Locky is a relatively new ransomware variant that can prevent access to files on your computer, locking them away with advanced encryption. If you have been victimized by this malicious software, Datarecovery.com can help. As leading security specialists, we can help you create an appropriate plan for preventing the spread of the malware while restoring the affected files.
We will attempt to find a decryption method, search for alternative methods of data recovery, and help you make a full recovery plan. We offer services for all ransomware victims. For more information, call 1-800-237-4200.
What is Locky Ransomware (And How Does It Work)?
Locky is a ransomware that was likely created by Dridex, a group of malicious hackers. Like other types of ransomware, it encrypts files on your computer and asks you to pay a fee in order to regain access to those files.
Here are a few important notes to keep in mind:
- Locky affects all devices attached to your computer, not just your primary hard drive.
- It can easily spread through a work network if not treated quickly. It can do more damage if your account has administrator access.
- When files are encrypted, they are completely unusable. Locky directs users to a darkweb site, accessible through a Tor browser; this site provides further instructions for paying the ransom.
- It affects Windows Volume Snapshot Service (VSS) files, so you cannot simply restore from an earlier automatic backup.
Because Locky uses both RSA and AES algorithms to encrypt data, it is thought to be unbreakable without access to the decryption keys. There do not appear to be exploitable patterns in the code. However, our specialists are looking into new decryption methods (see the last section of this page).
How Does Locky Ransomware Infect My System?
Locky is usually carried on a spam email that apparently has a Word document attachment. This attachment is actually a macro that installs the malware on the affected device.
The malware often presents itself as an invoice. You may receive an email with a subject line referencing an invoice number; a Microsoft Word document is attached. When you open up the document, it will display this message:
“Enable macro if the data encoding is incorrect.”
This is followed by a random set of characters and icons. Do not enable macros. Enabling macros will allow the program to begin encrypting key data on your computer.
Locky targets specific file extensions, including images, Microsoft Office documents, databases, and bitcoin wallets.

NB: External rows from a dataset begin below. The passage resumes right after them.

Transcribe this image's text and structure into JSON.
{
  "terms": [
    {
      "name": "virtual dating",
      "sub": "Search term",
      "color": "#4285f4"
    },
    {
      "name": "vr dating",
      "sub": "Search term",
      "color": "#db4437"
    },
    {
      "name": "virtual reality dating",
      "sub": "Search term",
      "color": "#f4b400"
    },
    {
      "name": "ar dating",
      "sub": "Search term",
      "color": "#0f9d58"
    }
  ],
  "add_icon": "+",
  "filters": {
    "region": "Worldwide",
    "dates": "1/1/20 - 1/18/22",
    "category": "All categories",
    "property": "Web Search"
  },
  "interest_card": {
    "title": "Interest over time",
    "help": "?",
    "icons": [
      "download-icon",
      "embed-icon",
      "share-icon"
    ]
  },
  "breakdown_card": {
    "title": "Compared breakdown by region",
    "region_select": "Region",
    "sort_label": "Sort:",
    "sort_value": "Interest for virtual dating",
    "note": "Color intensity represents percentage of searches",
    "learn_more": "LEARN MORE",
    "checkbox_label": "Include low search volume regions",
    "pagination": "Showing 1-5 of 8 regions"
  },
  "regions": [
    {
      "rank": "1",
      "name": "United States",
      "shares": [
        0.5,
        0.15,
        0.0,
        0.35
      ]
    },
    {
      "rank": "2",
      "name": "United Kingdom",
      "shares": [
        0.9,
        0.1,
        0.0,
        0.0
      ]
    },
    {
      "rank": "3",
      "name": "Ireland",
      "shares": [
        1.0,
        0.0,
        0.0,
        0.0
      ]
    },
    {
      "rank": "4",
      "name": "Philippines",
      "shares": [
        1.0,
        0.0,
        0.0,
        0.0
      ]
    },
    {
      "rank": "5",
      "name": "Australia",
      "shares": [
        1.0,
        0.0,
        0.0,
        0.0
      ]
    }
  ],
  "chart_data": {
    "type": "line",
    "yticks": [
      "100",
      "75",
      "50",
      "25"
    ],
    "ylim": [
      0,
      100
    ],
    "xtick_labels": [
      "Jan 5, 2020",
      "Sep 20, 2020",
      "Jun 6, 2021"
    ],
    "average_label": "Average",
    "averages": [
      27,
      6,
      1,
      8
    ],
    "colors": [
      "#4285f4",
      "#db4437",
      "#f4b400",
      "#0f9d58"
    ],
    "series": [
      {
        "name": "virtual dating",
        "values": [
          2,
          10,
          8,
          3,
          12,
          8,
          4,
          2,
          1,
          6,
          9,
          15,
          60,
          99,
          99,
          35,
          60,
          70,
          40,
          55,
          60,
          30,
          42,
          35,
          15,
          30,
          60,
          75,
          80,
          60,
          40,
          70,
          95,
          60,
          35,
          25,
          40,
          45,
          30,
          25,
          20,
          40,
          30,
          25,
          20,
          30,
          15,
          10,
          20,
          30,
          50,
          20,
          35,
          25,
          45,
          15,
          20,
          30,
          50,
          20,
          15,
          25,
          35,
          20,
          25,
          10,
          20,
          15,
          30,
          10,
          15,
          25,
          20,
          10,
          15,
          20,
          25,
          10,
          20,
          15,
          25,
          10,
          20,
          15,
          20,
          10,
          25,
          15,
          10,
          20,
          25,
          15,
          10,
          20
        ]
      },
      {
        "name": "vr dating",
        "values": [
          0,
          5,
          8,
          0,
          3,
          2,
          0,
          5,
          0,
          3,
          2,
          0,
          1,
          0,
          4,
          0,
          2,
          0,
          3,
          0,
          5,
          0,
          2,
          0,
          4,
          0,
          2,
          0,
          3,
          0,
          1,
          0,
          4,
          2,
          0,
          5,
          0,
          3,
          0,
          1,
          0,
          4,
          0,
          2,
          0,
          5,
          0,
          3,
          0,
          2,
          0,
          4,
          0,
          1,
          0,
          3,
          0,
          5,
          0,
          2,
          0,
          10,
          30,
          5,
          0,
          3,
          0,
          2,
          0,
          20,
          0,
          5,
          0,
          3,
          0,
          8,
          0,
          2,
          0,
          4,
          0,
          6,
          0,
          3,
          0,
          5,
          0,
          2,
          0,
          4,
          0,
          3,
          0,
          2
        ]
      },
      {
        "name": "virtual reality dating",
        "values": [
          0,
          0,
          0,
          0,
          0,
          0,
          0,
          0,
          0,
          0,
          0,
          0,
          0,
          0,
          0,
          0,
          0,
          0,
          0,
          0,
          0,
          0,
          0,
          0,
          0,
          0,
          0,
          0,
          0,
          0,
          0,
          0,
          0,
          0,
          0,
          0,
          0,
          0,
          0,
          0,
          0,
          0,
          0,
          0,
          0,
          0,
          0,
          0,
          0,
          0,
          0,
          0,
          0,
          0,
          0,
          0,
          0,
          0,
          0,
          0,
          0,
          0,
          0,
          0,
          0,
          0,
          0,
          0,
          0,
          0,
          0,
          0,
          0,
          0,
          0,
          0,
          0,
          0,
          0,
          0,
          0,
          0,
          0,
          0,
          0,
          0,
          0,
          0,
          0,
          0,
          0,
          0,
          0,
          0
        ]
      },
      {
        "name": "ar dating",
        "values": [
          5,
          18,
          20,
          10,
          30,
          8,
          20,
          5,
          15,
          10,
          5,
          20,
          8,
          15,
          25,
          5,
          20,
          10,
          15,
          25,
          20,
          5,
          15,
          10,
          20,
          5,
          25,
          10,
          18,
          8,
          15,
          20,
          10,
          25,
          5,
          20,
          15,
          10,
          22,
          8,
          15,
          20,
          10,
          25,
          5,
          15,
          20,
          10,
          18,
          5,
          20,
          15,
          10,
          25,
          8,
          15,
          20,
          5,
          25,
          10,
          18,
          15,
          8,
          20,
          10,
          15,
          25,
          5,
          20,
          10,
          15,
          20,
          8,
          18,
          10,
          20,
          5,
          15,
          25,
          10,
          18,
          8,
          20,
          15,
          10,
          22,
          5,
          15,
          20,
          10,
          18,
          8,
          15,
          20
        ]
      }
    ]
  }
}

When files are encrypted, their extensions will change to .locky. This is where the ransomware gets its name. UPDATE: We’ve also learned of a new Locky variant named Zepto that appears to be very similar, and it changes file extensions to .zepto.
The rest of the filename is also changed, preventing users from targeting individual files for decryption efforts. The first 16 digits of the new filename is a unique ID to identify the victim. The next characters are the unique ID of the file.
What Ransom Payment Does Locky Demand for Decrypting Files?
Locky demands 1 to 5 bitcoins as a ransom. At the time that this article was written, that would mean a ransom of anywhere from $400 to $2,500 USD. If the user pays this ransom, installs a private web browser, and downloads and runs a special decryption program from the “darkweb”, the files are decrypted. Some variants may offer access to one or two files as proof that the decryption works.
In order to pay the ransom, users must purchase bitcoin, an untraceable currency. This ensures that the programmers behind Locky will not be caught.
The ransom message is displayed as an image file and a text file. The malware might set your desktop background to this image:
Can I Disable Locky Ransomware Encryption?
Whitehat hackers recently broke into the Locky command and control (C&C) servers, temporarily replacing the ransomware program’s messages with the phrase “Stupid Locky.” Hopefully, this will lead to new information that will allow security experts to create decryption tools. As of when this article was written (5/9/2016), full decryption tools are not yet available for this ransomware.
However, Datarecovery.com will continue to research potential methods of decryption in light of these recent developments. We encourage you to call our malware experts to discuss options.
Our primary goal is to restore data and eliminate malware without paying ransomware developers, but in extreme cases, we can help you organize safe, one-time payments to restore files safely and effectively.
Because of the nature of ransomware, we recommend seeking immediate assistance. You should disconnect the affected computer from the Internet to avoid spreading the malware. If you do not need to decrypt the affected device, you can safely format it to destroy all of the encrypted data. If you do need access to encrypted files, contact us today at 1-800-237-4200 for more information or to discuss your options.